Across the listing below, count the lines containing "optimization". Answer with that number only.

=== Section Start ===

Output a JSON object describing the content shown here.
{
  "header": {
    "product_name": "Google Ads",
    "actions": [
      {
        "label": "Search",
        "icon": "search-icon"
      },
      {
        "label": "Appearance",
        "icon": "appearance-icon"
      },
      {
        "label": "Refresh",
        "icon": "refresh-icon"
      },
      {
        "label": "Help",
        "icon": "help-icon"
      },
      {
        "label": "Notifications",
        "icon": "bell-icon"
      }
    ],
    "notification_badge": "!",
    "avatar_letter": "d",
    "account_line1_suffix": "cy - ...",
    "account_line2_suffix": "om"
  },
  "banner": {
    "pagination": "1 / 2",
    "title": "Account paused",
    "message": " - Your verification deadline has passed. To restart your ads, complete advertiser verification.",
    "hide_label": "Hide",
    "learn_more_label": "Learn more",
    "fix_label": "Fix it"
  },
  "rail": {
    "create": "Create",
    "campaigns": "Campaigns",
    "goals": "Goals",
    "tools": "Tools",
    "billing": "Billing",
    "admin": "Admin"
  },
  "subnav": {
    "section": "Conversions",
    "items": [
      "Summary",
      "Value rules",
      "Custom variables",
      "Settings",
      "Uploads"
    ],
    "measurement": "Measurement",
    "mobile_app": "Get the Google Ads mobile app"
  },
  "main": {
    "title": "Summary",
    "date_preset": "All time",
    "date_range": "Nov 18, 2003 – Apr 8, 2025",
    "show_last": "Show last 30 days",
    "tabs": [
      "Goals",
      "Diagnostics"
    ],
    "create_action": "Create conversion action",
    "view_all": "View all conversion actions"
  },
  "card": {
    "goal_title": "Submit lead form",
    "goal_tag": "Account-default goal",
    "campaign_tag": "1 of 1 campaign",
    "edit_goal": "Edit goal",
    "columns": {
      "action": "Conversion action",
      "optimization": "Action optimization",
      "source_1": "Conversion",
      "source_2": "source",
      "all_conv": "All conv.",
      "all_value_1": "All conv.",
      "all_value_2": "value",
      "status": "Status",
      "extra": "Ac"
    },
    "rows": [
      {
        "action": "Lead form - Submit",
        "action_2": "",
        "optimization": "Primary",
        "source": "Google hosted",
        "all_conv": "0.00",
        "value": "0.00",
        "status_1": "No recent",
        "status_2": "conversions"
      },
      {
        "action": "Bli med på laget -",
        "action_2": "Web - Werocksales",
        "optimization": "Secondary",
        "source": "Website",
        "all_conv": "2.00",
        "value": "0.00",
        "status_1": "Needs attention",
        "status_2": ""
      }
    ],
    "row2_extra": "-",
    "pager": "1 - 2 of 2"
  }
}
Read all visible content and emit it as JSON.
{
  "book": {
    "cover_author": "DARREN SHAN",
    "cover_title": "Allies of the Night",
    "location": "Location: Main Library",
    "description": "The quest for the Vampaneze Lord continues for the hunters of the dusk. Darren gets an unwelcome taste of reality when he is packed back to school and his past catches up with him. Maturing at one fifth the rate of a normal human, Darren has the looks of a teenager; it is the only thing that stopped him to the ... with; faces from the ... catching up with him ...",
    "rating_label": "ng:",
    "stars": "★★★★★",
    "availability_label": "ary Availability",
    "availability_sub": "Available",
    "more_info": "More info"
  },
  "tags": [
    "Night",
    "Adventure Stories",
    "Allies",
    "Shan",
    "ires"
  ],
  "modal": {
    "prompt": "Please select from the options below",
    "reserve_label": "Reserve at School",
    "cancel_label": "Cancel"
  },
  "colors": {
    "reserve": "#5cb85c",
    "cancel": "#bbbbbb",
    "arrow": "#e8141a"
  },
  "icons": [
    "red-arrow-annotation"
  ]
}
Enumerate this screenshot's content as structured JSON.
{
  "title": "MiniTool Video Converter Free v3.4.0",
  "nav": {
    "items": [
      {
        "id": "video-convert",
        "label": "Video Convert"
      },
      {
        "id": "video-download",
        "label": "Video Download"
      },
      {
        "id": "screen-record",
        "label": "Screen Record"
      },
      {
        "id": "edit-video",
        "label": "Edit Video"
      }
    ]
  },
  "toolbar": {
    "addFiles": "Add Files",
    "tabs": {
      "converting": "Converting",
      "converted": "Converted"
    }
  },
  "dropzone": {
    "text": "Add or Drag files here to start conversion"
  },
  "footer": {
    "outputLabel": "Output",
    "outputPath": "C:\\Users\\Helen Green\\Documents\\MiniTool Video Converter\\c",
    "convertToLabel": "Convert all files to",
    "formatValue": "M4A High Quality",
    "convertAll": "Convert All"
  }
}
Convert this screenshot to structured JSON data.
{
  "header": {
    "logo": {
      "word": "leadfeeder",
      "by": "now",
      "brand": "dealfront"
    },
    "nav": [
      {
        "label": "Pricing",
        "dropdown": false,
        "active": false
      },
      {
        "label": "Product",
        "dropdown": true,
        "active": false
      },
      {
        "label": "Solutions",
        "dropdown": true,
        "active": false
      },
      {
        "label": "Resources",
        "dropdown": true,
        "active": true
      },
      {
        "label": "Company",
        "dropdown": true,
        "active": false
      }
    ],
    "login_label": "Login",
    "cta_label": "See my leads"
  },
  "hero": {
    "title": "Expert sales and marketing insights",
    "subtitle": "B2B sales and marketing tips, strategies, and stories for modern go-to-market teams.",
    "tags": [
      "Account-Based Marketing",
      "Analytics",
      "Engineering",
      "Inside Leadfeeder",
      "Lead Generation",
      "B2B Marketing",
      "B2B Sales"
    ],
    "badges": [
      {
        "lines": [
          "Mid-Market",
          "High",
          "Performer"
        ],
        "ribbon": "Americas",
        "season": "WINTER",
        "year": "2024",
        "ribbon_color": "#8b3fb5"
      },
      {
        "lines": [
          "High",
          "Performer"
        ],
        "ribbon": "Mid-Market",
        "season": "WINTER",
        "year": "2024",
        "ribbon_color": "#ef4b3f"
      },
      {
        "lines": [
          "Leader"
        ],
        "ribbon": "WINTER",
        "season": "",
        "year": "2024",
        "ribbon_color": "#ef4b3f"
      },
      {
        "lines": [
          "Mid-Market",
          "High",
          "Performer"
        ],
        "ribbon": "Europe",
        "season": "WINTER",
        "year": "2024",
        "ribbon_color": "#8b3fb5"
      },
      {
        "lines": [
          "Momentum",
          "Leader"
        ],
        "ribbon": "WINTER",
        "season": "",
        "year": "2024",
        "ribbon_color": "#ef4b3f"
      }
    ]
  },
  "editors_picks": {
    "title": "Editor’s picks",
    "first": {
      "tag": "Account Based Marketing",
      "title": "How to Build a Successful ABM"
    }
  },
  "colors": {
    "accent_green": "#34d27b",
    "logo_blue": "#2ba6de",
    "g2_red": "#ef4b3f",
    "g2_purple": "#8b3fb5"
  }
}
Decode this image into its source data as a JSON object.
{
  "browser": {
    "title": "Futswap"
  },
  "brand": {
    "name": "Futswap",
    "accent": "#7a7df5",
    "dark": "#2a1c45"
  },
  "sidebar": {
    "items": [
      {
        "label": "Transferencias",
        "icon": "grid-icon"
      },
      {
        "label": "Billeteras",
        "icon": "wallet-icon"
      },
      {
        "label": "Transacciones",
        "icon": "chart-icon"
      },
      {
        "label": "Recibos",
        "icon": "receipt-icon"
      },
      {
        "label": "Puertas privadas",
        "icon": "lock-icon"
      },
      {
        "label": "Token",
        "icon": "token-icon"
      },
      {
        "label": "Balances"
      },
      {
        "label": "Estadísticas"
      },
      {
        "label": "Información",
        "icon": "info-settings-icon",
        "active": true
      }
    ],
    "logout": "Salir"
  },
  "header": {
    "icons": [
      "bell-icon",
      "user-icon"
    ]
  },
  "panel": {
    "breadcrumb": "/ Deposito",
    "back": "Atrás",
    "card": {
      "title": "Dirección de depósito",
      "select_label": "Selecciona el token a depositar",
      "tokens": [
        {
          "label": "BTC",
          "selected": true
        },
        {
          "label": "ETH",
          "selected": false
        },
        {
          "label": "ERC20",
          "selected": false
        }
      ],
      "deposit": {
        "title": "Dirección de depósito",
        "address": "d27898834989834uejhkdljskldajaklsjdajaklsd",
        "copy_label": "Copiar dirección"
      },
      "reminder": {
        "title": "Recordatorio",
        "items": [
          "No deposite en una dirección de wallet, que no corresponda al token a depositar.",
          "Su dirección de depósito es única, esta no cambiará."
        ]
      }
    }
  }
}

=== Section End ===

Answer box: 3